─── DATASET RECORDS ───
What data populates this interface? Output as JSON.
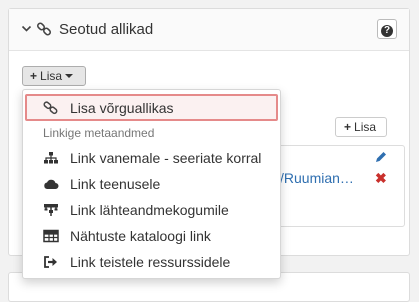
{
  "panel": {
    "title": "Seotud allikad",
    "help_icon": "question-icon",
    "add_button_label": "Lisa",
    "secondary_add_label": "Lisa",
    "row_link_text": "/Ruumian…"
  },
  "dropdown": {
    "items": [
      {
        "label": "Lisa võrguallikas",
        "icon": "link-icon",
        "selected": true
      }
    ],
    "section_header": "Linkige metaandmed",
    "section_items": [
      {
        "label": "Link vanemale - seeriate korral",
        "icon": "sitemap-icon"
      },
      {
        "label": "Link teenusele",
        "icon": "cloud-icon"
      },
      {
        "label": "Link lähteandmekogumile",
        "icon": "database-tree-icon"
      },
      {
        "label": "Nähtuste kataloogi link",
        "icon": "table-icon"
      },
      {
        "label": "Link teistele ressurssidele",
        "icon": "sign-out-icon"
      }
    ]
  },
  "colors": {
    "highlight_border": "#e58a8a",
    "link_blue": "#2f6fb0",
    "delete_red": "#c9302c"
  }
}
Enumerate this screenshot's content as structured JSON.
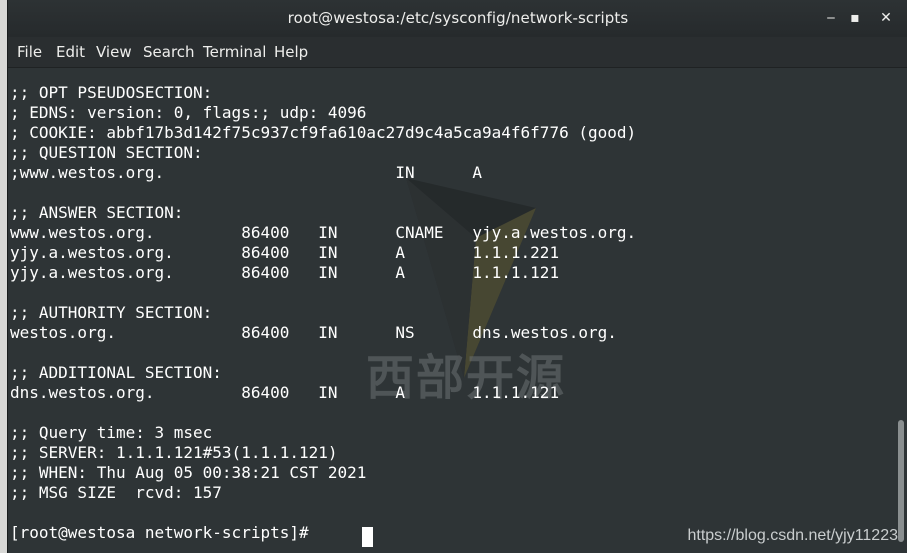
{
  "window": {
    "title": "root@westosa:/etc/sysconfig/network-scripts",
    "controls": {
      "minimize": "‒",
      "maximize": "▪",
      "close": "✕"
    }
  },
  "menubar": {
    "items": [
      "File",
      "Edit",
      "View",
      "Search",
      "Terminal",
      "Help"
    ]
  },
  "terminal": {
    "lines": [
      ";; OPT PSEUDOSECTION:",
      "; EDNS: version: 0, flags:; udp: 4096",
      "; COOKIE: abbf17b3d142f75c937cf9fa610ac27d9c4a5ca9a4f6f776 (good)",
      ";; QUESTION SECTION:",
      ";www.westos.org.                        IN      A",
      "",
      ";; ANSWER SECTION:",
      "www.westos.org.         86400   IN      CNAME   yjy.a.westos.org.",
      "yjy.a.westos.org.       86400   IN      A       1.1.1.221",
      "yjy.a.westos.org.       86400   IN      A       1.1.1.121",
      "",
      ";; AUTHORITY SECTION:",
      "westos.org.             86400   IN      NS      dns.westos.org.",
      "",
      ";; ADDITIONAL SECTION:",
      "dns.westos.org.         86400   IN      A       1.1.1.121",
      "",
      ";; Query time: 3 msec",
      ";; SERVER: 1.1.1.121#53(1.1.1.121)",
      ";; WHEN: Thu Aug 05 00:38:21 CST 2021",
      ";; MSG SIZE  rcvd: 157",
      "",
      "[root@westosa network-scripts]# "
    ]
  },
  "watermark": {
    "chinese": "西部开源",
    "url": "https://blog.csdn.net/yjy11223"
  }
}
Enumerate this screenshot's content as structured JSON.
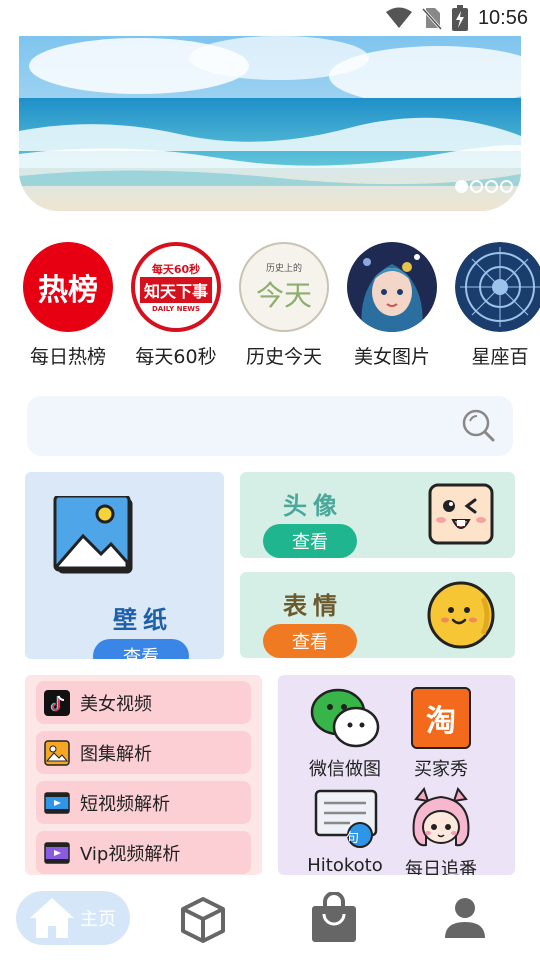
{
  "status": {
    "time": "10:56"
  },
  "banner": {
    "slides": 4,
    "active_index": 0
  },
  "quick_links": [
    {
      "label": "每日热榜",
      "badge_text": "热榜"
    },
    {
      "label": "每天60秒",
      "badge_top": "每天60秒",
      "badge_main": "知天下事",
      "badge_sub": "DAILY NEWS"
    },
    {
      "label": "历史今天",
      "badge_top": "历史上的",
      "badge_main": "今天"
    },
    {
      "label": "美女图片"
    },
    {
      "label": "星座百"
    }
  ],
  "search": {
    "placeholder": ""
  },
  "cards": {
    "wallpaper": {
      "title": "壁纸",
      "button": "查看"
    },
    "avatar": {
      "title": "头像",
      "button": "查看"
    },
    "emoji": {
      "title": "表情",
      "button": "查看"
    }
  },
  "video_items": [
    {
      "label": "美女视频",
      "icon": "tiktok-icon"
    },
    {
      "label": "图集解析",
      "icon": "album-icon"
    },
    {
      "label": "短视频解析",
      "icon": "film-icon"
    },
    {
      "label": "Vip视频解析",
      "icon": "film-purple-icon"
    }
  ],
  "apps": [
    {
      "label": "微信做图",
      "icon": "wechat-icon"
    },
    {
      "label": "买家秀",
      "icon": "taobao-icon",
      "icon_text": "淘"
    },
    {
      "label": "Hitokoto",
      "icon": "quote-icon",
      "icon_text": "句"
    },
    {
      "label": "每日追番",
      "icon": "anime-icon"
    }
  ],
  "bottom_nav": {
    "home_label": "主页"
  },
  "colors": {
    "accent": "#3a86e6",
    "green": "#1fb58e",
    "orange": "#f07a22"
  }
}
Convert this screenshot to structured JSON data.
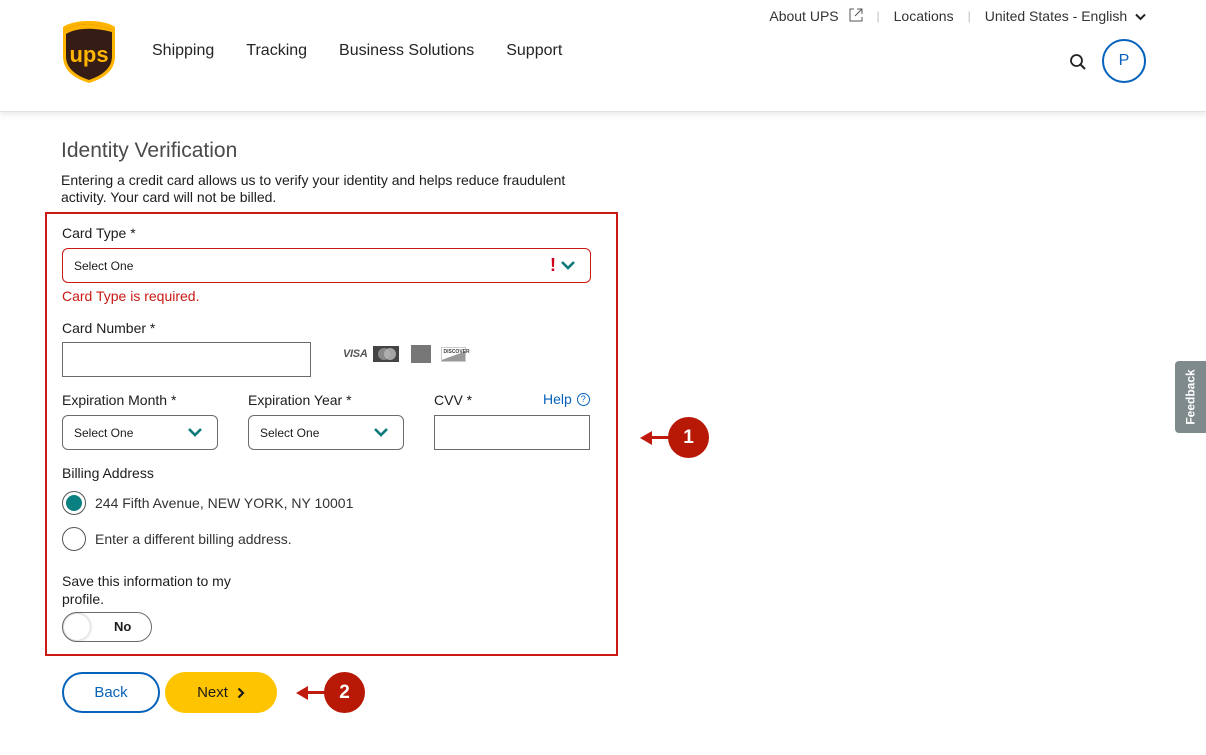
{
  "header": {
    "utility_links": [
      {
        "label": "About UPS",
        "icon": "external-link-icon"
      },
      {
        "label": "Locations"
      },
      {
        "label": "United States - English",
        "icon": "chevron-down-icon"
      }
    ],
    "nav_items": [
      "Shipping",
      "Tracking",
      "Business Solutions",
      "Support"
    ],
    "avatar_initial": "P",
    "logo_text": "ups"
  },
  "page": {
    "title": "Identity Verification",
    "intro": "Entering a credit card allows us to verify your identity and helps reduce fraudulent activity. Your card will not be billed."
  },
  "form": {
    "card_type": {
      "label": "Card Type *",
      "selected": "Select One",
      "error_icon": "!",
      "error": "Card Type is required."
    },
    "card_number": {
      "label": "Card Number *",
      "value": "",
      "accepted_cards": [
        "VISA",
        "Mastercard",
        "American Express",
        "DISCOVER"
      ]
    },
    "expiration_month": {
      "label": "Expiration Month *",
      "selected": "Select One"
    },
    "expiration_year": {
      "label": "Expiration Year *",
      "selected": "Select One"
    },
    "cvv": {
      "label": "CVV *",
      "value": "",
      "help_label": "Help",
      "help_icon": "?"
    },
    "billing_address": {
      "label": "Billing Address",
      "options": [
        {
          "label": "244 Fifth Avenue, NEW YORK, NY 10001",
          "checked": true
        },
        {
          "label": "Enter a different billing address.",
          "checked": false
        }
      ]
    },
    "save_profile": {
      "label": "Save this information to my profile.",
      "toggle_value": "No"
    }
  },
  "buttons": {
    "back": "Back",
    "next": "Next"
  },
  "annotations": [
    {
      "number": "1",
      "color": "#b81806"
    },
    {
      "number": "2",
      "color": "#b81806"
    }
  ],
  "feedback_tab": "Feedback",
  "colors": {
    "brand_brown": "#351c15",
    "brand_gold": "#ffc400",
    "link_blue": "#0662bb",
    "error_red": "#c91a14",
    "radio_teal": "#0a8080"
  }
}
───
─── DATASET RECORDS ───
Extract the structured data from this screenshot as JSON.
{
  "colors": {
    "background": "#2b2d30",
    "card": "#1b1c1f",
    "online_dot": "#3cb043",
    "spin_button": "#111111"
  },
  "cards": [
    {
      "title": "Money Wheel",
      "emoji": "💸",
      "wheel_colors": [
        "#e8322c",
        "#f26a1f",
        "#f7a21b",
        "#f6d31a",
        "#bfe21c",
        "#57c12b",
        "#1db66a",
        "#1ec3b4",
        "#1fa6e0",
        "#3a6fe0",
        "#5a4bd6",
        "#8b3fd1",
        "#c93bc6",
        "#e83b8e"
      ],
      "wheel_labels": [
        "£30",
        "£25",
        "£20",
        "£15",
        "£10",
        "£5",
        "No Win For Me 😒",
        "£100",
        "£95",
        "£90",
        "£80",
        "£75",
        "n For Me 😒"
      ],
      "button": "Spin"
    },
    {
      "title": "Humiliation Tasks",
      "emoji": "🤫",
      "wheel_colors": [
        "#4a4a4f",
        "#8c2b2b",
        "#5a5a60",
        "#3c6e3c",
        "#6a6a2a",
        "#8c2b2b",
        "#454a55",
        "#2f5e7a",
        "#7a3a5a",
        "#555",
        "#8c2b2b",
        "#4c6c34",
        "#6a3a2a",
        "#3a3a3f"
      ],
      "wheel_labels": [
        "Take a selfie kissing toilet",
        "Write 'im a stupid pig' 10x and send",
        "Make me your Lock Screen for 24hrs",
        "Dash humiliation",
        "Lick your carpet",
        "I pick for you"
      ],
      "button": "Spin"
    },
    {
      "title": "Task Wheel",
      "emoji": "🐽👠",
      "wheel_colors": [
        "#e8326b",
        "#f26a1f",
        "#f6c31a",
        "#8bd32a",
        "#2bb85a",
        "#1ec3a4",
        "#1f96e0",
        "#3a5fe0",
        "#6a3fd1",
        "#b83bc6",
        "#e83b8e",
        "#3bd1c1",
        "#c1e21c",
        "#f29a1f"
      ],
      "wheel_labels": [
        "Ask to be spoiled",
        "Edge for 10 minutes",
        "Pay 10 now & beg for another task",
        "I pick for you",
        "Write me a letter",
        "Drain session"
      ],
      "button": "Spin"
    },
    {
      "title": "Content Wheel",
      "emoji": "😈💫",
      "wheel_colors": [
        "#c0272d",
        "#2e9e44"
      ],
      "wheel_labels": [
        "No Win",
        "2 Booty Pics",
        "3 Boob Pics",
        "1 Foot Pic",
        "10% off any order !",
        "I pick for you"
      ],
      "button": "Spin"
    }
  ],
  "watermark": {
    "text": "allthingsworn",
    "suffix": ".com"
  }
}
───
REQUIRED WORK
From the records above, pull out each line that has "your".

RESULT FOR THIS EXERCISE
    "intro": "Entering a credit card allows us to verify your identity and helps reduce fraudulent activity. Your card will not be billed."
        "Make me your Lock Screen for 24hrs",
        "Lick your carpet",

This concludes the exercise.